We had a few families over this Sunday for a Cinco de Mayo Fiesta. I wanted to do something fun and colorful on the porches, and since buntings are all the rage, I wanted to see if I could whip up something fairly quickly.
My three goals were:
3. Quick to make
One thing I have more than enough of is fabric … lots and lots and lots and lots of fabric, so the “colorful” and “inexpensive” requirements were covered. The only other thing I needed was string or twine and Dollar Tree was just the right spot for that. I picked up three packages of twine. The only other thing you’ll need is something to put it all together with.
Gather your Materials
Not much is needed … fairly good-sized fabric scraps, twine, a cutting mat, a ruler, and a rotary cutter. To assemble you’ll need either a sewing machine or a glue gun with lots of glue sticks.
There was no rhyme or reason to my fabric choices other than that I wanted my flag height to be anywhere from five to eight inches.
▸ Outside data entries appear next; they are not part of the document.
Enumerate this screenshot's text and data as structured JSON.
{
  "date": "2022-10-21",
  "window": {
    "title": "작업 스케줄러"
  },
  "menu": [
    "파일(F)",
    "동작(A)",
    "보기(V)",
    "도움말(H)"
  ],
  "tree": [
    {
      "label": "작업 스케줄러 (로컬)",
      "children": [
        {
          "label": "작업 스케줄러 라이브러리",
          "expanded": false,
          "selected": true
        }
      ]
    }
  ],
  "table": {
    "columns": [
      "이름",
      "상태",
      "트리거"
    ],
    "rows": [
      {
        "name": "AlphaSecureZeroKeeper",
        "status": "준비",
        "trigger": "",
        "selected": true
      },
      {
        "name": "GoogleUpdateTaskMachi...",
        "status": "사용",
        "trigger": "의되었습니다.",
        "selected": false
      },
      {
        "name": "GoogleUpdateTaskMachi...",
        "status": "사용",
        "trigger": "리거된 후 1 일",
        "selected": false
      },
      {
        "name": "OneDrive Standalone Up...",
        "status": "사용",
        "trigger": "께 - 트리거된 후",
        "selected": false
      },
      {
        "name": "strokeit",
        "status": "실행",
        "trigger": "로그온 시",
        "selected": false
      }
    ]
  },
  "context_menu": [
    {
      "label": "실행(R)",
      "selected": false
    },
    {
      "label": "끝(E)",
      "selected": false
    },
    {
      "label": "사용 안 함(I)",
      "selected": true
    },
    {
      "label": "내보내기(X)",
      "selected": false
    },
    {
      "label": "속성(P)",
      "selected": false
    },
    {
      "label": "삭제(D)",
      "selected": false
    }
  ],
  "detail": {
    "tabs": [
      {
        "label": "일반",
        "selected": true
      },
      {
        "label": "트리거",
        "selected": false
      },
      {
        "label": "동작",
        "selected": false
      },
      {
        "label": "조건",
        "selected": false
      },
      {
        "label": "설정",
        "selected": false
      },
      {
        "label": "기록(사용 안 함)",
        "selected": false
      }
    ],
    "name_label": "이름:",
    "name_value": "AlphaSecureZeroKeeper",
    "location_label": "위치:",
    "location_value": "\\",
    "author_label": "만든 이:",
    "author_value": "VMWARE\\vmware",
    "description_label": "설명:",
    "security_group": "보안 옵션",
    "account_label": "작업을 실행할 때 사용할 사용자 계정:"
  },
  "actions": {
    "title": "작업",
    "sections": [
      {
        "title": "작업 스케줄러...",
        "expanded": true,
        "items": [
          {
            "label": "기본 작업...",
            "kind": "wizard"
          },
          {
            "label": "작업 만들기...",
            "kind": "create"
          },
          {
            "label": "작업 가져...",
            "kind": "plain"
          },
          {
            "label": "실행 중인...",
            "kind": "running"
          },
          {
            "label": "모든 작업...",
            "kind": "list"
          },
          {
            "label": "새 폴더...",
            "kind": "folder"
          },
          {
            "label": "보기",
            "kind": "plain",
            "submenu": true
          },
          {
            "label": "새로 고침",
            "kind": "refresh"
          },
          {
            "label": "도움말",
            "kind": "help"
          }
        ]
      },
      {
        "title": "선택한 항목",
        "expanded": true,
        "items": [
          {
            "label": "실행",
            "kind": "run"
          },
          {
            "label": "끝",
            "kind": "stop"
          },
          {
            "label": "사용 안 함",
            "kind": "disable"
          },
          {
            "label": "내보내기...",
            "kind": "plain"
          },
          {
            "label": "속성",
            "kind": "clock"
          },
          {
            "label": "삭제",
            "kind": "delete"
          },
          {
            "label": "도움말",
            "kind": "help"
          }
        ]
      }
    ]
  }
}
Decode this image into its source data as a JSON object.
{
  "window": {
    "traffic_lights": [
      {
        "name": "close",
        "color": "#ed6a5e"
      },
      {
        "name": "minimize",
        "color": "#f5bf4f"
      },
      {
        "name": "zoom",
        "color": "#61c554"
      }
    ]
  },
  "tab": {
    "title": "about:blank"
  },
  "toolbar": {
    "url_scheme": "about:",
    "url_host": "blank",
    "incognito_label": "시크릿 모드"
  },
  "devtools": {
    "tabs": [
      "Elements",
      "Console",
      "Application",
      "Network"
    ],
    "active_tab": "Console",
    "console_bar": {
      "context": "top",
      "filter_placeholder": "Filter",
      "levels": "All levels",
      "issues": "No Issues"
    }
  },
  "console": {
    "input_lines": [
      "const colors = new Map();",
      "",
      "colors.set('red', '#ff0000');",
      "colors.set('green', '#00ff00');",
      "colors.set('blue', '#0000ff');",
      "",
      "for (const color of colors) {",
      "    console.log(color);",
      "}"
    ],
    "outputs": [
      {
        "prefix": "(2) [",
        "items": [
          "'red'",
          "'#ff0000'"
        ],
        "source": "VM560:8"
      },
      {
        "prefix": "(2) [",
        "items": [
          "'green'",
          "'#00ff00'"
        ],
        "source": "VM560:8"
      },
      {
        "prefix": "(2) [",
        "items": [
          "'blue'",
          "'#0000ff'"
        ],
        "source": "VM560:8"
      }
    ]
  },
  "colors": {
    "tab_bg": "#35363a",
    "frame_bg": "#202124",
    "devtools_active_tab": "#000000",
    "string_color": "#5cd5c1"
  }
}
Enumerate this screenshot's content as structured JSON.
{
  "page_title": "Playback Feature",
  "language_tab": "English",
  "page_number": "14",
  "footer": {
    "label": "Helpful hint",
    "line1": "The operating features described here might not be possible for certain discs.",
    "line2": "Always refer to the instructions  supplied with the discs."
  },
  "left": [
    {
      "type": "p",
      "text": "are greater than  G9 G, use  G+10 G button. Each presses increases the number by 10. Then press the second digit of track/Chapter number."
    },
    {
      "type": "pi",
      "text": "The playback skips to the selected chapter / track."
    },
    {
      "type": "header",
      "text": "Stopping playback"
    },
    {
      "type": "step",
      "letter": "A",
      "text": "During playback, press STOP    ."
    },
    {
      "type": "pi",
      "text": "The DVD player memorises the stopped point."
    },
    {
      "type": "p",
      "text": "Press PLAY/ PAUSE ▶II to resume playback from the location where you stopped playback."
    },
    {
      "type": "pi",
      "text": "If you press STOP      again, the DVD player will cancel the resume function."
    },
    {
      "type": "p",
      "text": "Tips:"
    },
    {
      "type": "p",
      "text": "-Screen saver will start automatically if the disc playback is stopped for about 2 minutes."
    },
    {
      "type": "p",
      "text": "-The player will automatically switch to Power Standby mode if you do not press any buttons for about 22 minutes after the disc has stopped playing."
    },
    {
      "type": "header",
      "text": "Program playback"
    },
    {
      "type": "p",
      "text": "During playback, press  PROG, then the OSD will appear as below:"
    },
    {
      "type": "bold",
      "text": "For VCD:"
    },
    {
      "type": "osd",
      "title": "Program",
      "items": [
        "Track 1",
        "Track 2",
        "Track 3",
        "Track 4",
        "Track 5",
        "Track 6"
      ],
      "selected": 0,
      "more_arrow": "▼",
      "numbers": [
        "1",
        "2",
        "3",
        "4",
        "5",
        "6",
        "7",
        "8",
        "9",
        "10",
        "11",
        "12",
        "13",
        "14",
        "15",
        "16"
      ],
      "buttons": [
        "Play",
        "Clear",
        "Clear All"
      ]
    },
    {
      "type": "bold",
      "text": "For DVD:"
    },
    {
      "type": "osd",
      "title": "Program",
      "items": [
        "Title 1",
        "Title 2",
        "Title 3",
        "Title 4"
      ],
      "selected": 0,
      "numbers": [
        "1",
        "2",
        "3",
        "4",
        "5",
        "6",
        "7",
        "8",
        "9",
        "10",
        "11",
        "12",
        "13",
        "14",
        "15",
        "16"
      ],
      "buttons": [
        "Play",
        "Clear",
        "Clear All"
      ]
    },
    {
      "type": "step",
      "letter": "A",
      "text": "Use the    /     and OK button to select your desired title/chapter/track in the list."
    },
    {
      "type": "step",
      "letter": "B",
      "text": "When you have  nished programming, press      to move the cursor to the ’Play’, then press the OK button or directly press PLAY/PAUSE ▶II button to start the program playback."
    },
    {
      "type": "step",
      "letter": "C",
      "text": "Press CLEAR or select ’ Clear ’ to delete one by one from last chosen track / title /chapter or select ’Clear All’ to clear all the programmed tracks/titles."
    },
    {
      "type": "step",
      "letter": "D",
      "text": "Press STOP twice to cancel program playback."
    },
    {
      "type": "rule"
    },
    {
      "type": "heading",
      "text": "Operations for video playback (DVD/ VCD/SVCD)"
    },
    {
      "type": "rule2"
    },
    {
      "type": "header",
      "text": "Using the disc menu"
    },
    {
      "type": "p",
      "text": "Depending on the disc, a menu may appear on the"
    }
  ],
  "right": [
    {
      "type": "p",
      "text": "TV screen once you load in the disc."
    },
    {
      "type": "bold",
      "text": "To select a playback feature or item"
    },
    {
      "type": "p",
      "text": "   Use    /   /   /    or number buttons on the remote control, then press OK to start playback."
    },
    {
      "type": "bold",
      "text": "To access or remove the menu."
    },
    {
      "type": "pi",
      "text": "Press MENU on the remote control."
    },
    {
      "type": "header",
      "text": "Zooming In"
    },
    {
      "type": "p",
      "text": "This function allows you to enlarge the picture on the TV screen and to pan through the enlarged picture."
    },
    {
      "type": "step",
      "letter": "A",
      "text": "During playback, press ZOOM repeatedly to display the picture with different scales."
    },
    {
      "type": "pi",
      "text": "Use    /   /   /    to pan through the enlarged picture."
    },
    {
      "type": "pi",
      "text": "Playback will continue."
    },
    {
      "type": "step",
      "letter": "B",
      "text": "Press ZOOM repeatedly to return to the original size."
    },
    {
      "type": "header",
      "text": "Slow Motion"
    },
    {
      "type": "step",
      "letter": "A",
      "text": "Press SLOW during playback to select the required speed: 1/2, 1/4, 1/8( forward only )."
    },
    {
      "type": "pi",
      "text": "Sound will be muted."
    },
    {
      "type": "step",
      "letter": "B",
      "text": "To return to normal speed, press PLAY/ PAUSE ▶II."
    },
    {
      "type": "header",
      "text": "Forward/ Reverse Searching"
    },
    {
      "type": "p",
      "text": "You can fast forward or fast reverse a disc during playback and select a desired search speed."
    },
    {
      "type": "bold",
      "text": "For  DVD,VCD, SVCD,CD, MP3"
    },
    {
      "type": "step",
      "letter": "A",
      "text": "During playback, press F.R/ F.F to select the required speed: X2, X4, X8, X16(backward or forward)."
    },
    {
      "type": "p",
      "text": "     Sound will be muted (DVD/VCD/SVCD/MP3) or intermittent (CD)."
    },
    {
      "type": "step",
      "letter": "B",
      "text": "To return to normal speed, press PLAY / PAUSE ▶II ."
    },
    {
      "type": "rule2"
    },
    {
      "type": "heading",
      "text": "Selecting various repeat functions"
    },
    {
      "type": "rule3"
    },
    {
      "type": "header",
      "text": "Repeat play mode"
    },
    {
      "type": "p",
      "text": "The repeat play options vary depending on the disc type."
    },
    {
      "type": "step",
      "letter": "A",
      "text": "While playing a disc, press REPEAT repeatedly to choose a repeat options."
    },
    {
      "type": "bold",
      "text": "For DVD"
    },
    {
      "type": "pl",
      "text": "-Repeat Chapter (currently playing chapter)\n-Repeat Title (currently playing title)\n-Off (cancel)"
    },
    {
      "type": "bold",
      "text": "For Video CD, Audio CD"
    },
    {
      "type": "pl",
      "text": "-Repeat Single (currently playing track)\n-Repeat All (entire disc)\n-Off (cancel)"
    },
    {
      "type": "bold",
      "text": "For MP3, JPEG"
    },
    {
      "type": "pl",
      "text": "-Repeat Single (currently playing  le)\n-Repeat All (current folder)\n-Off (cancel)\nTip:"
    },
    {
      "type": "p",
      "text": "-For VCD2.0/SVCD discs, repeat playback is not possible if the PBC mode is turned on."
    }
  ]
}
The width of your fabric will determine how many flags you will get. For this example, my fabric was about 44″ x 14″.
I pressed my fabric and folded it both on the long side and the wide side. My fabric above is about 22″ x 7″. If you’re needing to make a lot of flags, then this is the most efficient way … it will yield four flags per cut.
Step 1 … Trim Selvage
Whenever you’re working with fabric, you always want to cut off the selvage. The selvage is the outside edge of the fabric that shows the manufacturer information, designer information, collection name, and the color information. It’s the bound edge that keeps the fabric from fraying.
Step 2 … Line up ruler for first cut
Line up the ruler so that the top is on the right-top corner and the bottom is 2-1/2 to 3 inches from the the bottom-right corner. Whichever measurement you decide on, you’ll use that throughout that particular piece of fabric. In this example I used 2.5″ from the right edge of the fabric.
Step 3 … Make first cut
Make your cut and discard that piece of fabric (or save if you can use it for another project.)
Step 4 … Second Cut
Line up the ruler again so that this time the bottom is on the point and the top is TWICE AS FAR as the bottom distance on the first cut. So … if on the first cut you were 2-1/2 inches from the bottom right, then on this cut you’ll be 5 inches from the top right. Make your cut.
Step 5 … Cut off fold
If you are working with a piece of fabric that was originally folded length-wise, then you will need to cut off the fold. Just place your ruler right below the folded edge and trim off.
Step 6 … Voila!
Voila! You’ll have either one, two, or four flags, depending on if you are working with a single, double, or double folded layer of fabric.
Step 7 … Third cut
Repeat the process in step 4 only this time the top of the ruler lines up with the top and the bottom of the ruler is the full measurement (in my example 5″.)
Step 8 … Fourth cut
Continue going back and forth until you’ve made it through the whole strip.
Voila! A bunch of pretty flags!
I picked about 15 different fabrics, which yielded a very colorful and fun pile of flags.
Before you start to assemble you need to separate all your flags and mix them all up … toss them up like a salad, or throw them in the dryer for a quick tumble.
Step 10 … Assembling
There are two options for assembling your bunting …
Option 1 … Zig Zag on sewing machine
Option 2 … Hot glue
Option 1 … Sewing Machine
I like the zig zag method because it allows the flag to slide on the twine, and the stitching gives it more of a crafty look and feel.
Simply place your flag right side down on your machine, lay the twine over the long edge of the fabric, fold the long edge over and stitch. Grab another flag, rinse, and repeat.
Option 2 … Hot Glue
If you’re looking for a super speedy way to assemble this, hot glue is the way to go.
Squiggle some hot glue on the wrong side of the top of the flag.
Lay the twine over the glue.
Fold the fabric over and gently press.
Slide the twine over about 12 inches.
Rinse and repeat.
If you want to be really careful and allow for the twine to be adjustable using the hot glue method, make a straight line of glue on the very top edge of the back side of the flag, place your twine below the glue, fold over and gently press.
The final result … yards and yards and yards and yards of colorful bunting.
All said and done, it took about 45 minutes to pick and prepare my fabric and cut the flags.
Assembly probably took about an hour and a half total for 540 feet of twine. (As a side note, I stitched the first ball of twine and hot glued the other two.)
Hope you enjoyed this little tutorial!
For another great banner / bunting tutorial, visit my “Thankful” Banner / Bunting Tutorial post.